Associated Press + More

WASHINGTON (AP) — Congress is targeting Iran's Revolutionary Guard and imports of gas and other refined energy products in legislation that would strengthen U.S. penalties against the Tehran government over its suspected nuclear weapons program.

The House and Senate planned to vote Thursday on a measure intended to punish foreign companies that sell Iran goods, services or technology that benefit its energy sector. [See who donates most to your member of Congress.]

The House passed its version of the bill in October and the Senate acted in January. But Democratic leaders delayed final action so diplomatic efforts could play out.

Two weeks ago, the U.N. Security Council approved a fourth round of sanctions against Iran that took aim at the powerful Revolutionary Guard and Iran's investments in ballistic missiles and nuclear materials.

Last week the Treasury Department adding three dozen more companies and individuals to its list of those subject to penalties because of their ties to Iran's nuclear program or role in helping Iran evade existing sanctions.

"First and foremost, we must stop Iran from continuing its illicit nuclear program," said the bill's chief negotiators, Sen. Christopher Dodd, D-Conn., and Rep. Howard Berman, D-Calif. "Our legislation will provide the administration with powerful new tools to press Iran to change course."

The White House praised the compromise and said it would strengthen "a multilateral strategy to isolate and pressure Iran."

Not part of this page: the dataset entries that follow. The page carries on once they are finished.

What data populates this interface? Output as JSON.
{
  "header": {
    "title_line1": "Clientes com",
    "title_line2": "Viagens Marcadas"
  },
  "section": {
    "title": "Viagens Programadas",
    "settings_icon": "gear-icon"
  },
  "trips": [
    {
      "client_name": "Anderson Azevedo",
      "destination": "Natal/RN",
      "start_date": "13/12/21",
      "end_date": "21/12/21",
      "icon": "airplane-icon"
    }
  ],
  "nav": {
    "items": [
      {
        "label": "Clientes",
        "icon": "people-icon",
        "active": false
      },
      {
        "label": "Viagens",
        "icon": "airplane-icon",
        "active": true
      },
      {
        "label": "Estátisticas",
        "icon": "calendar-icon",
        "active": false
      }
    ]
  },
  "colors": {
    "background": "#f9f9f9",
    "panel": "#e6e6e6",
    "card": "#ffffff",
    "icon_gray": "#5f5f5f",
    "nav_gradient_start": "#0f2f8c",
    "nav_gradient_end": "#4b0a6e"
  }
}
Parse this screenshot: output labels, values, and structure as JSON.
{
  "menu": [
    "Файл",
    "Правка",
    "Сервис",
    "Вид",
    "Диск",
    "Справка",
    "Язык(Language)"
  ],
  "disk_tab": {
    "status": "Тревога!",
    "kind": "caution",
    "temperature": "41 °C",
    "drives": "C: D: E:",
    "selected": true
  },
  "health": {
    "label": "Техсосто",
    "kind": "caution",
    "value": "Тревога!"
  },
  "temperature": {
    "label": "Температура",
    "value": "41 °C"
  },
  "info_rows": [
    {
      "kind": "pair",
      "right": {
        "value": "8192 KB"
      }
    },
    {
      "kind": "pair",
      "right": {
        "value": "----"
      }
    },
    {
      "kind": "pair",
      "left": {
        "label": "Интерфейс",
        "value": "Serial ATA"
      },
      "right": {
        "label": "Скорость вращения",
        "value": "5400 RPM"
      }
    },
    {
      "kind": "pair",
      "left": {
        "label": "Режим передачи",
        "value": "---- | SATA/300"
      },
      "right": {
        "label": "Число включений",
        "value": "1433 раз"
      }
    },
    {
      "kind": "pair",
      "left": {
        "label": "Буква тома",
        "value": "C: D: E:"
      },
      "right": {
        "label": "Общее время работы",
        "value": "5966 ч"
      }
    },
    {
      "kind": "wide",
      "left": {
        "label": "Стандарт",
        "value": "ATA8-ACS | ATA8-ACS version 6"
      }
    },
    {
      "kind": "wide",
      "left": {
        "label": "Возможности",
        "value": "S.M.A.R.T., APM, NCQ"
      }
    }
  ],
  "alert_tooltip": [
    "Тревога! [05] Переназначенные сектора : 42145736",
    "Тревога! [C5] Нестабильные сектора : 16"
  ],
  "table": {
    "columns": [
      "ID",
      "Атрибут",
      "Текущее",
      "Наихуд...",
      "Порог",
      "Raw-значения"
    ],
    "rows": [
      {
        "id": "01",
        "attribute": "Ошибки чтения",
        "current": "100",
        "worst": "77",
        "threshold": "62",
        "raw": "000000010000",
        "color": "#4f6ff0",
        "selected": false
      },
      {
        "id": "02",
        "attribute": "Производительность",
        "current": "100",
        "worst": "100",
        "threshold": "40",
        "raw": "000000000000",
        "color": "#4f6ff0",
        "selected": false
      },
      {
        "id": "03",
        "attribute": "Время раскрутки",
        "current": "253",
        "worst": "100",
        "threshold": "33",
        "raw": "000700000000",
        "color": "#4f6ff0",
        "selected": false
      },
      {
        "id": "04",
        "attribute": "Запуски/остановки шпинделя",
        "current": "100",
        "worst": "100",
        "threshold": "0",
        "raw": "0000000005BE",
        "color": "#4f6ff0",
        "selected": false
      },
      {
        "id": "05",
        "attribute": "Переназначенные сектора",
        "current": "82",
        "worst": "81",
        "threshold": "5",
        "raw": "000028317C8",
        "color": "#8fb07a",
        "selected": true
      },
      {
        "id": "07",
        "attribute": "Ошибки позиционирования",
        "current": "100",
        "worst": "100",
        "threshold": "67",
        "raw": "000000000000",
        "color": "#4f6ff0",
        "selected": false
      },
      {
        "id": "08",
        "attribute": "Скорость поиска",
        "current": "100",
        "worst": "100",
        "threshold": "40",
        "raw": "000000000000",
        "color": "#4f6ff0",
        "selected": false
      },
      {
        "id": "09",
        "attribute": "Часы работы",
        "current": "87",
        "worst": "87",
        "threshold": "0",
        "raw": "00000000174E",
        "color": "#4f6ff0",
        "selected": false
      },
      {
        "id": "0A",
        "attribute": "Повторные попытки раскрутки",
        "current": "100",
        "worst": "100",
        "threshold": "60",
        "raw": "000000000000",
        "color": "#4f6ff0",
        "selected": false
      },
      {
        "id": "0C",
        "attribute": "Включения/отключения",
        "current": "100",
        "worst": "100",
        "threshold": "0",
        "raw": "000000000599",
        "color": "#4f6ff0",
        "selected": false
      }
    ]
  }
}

The legislation would:

—expands the scope of the 1996 Iran Sanctions Act by penalizing foreign companies that assist Iran's energy sector. While Iran is a major exporter of oil, it relies heavily on imports for its refined products such as gasoline.

—ban U.S. banks from dealing with foreign banks doing business with the Revolutionary Guard or aiding Iran's nuclear program.

—ban foreign companies from U.S. government procurement contracts if they provide Iran with technology used to restrict the free flow of information.

—provide a legal framework for U.S. states, local governments and other investors to divest their portfolios of foreign companies involved in Iran's energy sector.

The Tehran government has shrugged off the latest U.N. penalties and says its nuclear program is for peaceful purposes. Critics of the sanctions have said previous penalties haven't worked because there hasn't been international cooperation behind theme or because Washington has been reluctant to punish companies from countries with close ties to the U.S.

"We continue to believe the legislation is ill-advised," said Richard Sawaya, director of USA Engage, a business and trade group that opposes the penalties. "Unilateral sanctions fail to produce their intended effects upon sovereign states, and the scope of these sanctions is worrisome."

As with past measures, the White House asked for flexibility in applying sanctions so as to protect national security interests.

"Whether the United States and our allies can stop Iran from acquiring a nuclear capability is a matter of political will," said House GOP leader John Boehner of Ohio. "Congress will closely monitor whether the Obama administration effectively implements the sanctions authorized."

Administration officials told the Senate Foreign Relations Committee this week that sanctions would be enforced and could be effective. "Iran is not 10-feet tall," said Undersecretary of State William Burns. "Sanctions create real problems for them."